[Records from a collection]
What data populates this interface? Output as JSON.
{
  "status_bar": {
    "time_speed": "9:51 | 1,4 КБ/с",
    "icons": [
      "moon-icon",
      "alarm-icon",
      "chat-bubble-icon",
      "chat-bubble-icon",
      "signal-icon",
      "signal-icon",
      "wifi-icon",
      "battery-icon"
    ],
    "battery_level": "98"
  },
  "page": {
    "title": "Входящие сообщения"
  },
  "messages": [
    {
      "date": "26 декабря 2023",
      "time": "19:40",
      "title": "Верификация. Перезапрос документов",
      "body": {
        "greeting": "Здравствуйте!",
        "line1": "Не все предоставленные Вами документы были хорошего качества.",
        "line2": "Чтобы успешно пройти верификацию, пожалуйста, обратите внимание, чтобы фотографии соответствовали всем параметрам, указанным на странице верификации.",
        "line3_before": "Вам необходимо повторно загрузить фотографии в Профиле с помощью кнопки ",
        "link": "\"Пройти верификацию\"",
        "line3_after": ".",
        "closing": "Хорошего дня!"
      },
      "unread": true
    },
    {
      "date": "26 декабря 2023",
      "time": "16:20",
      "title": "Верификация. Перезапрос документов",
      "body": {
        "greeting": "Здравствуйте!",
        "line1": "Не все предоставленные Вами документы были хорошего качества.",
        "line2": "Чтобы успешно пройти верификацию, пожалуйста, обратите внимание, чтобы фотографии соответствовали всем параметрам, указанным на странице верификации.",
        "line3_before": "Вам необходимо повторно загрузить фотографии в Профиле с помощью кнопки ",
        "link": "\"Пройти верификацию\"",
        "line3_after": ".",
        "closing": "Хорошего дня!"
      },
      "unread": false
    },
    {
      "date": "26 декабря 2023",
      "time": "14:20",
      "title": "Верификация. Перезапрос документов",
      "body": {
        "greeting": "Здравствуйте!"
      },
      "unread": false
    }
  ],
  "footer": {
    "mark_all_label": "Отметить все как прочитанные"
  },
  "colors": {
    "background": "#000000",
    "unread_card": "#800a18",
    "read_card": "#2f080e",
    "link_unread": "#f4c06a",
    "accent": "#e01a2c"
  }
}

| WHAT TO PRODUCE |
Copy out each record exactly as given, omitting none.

| RESPONSE |
What data populates this interface? Output as JSON.
{
  "status_bar": {
    "time_speed": "9:51 | 1,4 КБ/с",
    "icons": [
      "moon-icon",
      "alarm-icon",
      "chat-bubble-icon",
      "chat-bubble-icon",
      "signal-icon",
      "signal-icon",
      "wifi-icon",
      "battery-icon"
    ],
    "battery_level": "98"
  },
  "page": {
    "title": "Входящие сообщения"
  },
  "messages": [
    {
      "date": "26 декабря 2023",
      "time": "19:40",
      "title": "Верификация. Перезапрос документов",
      "body": {
        "greeting": "Здравствуйте!",
        "line1": "Не все предоставленные Вами документы были хорошего качества.",
        "line2": "Чтобы успешно пройти верификацию, пожалуйста, обратите внимание, чтобы фотографии соответствовали всем параметрам, указанным на странице верификации.",
        "line3_before": "Вам необходимо повторно загрузить фотографии в Профиле с помощью кнопки ",
        "link": "\"Пройти верификацию\"",
        "line3_after": ".",
        "closing": "Хорошего дня!"
      },
      "unread": true
    },
    {
      "date": "26 декабря 2023",
      "time": "16:20",
      "title": "Верификация. Перезапрос документов",
      "body": {
        "greeting": "Здравствуйте!",
        "line1": "Не все предоставленные Вами документы были хорошего качества.",
        "line2": "Чтобы успешно пройти верификацию, пожалуйста, обратите внимание, чтобы фотографии соответствовали всем параметрам, указанным на странице верификации.",
        "line3_before": "Вам необходимо повторно загрузить фотографии в Профиле с помощью кнопки ",
        "link": "\"Пройти верификацию\"",
        "line3_after": ".",
        "closing": "Хорошего дня!"
      },
      "unread": false
    },
    {
      "date": "26 декабря 2023",
      "time": "14:20",
      "title": "Верификация. Перезапрос документов",
      "body": {
        "greeting": "Здравствуйте!"
      },
      "unread": false
    }
  ],
  "footer": {
    "mark_all_label": "Отметить все как прочитанные"
  },
  "colors": {
    "background": "#000000",
    "unread_card": "#800a18",
    "read_card": "#2f080e",
    "link_unread": "#f4c06a",
    "accent": "#e01a2c"
  }
}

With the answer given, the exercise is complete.